Design: Observational case series.
Methods: Nuclear sclerosis and posterior subcapsular cataracts were evaluated as a function of patient age and use of intravitreal gas at vitrectomy.
Setting: A clinical practice.
Study population: The study population consisted of 301 consecutive eyes.
Observational procedure: Nuclear sclerotic cataracts and posterior subcapsular cataracts were graded on a scale from 0 to 4.0 before and after vitrectomy.
Main outcome measure: Linear regression analysis was performed to measure and compare the rate of change in cataract score over time based on patient age and use of intraocular gas.
Results: Nuclear sclerotic cataracts showed minimal increase in patients younger than 50 years of age after vitrectomy (0.13 grades/year). Nuclear sclerotic cataracts increased at a rate of 0.7 to 0.9 grades/year (mean, 0.812) in patients aged 50 to 60 years, 60 to 70 years, 70 to 80 years, and 80+ years, even though the baseline nuclear sclerosis scores were progressively greater for each decade. The increase in nuclear sclerotic cataracts in patients younger than 50 years of age was significantly less (P <.001) than in patients aged 50 years or older. Eyes with intraocular gas use had a higher rate of nuclear sclerosis progression (0.8 grades/year) compared with eyes without intraocular gas bubbles (0.5 grades/year; P <.001). Posterior subcapsular cataract scores showed minimal or no increases in all groups.

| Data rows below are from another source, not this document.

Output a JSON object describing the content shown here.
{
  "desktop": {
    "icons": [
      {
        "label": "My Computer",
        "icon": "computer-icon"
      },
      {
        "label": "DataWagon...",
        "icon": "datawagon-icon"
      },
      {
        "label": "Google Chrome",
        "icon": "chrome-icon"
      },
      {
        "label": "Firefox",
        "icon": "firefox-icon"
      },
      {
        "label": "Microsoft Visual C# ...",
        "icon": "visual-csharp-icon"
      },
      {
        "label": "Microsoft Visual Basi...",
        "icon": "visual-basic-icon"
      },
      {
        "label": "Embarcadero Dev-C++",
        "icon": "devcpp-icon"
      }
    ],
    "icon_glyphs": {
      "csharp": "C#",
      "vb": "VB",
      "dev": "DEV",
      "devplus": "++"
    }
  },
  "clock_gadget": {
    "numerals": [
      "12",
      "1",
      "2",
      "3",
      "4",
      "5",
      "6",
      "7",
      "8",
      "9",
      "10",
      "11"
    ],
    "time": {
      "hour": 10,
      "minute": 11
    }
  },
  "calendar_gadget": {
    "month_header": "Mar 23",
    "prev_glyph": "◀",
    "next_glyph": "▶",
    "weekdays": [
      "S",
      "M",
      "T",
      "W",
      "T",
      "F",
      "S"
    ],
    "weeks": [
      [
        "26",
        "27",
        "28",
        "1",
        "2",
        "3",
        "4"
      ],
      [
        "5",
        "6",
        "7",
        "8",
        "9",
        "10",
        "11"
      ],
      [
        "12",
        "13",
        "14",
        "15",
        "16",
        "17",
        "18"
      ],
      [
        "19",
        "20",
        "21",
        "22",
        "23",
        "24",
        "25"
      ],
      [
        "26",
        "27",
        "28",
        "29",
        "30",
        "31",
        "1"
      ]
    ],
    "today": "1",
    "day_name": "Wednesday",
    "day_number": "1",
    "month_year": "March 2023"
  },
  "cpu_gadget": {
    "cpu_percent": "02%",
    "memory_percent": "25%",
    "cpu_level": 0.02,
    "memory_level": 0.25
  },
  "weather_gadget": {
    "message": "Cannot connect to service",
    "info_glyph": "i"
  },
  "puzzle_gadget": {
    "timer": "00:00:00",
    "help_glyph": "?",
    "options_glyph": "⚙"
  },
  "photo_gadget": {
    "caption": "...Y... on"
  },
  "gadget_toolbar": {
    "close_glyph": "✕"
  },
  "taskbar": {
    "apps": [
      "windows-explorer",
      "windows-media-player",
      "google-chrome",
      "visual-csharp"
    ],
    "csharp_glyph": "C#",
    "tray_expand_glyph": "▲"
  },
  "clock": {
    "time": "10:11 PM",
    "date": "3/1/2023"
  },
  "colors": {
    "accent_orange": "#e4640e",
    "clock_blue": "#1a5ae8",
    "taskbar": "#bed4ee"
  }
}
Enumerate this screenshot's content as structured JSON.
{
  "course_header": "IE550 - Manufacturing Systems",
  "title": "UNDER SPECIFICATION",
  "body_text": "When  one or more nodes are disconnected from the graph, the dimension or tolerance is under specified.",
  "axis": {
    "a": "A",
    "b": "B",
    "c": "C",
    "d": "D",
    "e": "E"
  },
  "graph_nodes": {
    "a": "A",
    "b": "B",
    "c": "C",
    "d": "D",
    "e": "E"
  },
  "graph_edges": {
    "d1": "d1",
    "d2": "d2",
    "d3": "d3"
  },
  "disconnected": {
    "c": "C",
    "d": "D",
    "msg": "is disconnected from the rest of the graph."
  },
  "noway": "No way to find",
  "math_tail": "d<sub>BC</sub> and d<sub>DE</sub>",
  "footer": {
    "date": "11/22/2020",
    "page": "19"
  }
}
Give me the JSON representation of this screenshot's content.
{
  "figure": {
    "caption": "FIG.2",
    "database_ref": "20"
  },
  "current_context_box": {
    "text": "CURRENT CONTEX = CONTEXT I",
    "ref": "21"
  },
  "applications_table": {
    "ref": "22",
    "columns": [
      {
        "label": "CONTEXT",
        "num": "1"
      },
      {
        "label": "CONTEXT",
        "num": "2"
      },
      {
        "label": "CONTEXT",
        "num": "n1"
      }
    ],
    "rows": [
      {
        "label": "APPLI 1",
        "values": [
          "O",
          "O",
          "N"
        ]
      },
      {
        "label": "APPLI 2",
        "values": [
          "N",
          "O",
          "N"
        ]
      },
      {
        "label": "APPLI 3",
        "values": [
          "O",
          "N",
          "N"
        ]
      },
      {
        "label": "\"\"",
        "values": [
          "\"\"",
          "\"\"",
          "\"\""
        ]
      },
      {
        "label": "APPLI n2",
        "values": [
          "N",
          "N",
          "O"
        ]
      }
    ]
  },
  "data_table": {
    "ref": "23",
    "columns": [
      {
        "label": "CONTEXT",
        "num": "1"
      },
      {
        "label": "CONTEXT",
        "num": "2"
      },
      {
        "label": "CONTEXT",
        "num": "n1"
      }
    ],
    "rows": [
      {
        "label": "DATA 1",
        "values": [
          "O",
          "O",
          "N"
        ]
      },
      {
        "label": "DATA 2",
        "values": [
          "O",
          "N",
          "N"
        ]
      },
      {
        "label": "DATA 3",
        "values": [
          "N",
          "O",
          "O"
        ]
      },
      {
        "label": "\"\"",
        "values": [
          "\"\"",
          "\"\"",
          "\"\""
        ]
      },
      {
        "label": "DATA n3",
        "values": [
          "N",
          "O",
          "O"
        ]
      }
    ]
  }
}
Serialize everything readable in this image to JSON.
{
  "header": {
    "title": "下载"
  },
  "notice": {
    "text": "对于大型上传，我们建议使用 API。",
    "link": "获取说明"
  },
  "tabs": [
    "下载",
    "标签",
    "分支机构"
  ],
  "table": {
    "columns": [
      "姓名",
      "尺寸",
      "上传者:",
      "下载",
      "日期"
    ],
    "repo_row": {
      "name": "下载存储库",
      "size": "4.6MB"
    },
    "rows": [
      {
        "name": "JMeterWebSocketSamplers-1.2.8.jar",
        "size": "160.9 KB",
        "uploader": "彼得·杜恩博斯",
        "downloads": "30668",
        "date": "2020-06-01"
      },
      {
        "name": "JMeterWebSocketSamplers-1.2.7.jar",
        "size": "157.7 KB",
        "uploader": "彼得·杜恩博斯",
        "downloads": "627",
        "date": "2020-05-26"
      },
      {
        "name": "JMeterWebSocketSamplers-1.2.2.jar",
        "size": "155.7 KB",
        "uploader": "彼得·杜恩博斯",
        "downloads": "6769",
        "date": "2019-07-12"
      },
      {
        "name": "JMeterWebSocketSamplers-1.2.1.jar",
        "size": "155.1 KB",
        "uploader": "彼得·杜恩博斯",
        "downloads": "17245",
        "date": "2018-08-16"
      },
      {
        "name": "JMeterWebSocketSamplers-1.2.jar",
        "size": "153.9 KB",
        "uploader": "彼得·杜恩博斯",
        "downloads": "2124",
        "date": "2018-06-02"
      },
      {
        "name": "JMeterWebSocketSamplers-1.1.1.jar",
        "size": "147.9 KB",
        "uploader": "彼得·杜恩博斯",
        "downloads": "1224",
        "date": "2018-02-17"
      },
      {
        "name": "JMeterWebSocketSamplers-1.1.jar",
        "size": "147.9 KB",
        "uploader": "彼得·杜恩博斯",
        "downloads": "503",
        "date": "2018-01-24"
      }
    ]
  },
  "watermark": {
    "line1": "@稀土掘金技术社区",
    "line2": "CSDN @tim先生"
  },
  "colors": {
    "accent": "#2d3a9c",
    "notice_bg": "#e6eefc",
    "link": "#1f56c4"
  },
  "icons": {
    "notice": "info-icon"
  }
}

Conclusions: Patients older than 50 years of age have a similar rate of increase in nuclear sclerotic cataracts, independent of age. The rate is approximately sixfold greater than in patients younger than 50 years of age. Intravitreal gas bubbles are associated with a nuclear sclerosis increase of approximately 60% compared with eyes without use of a gas bubble.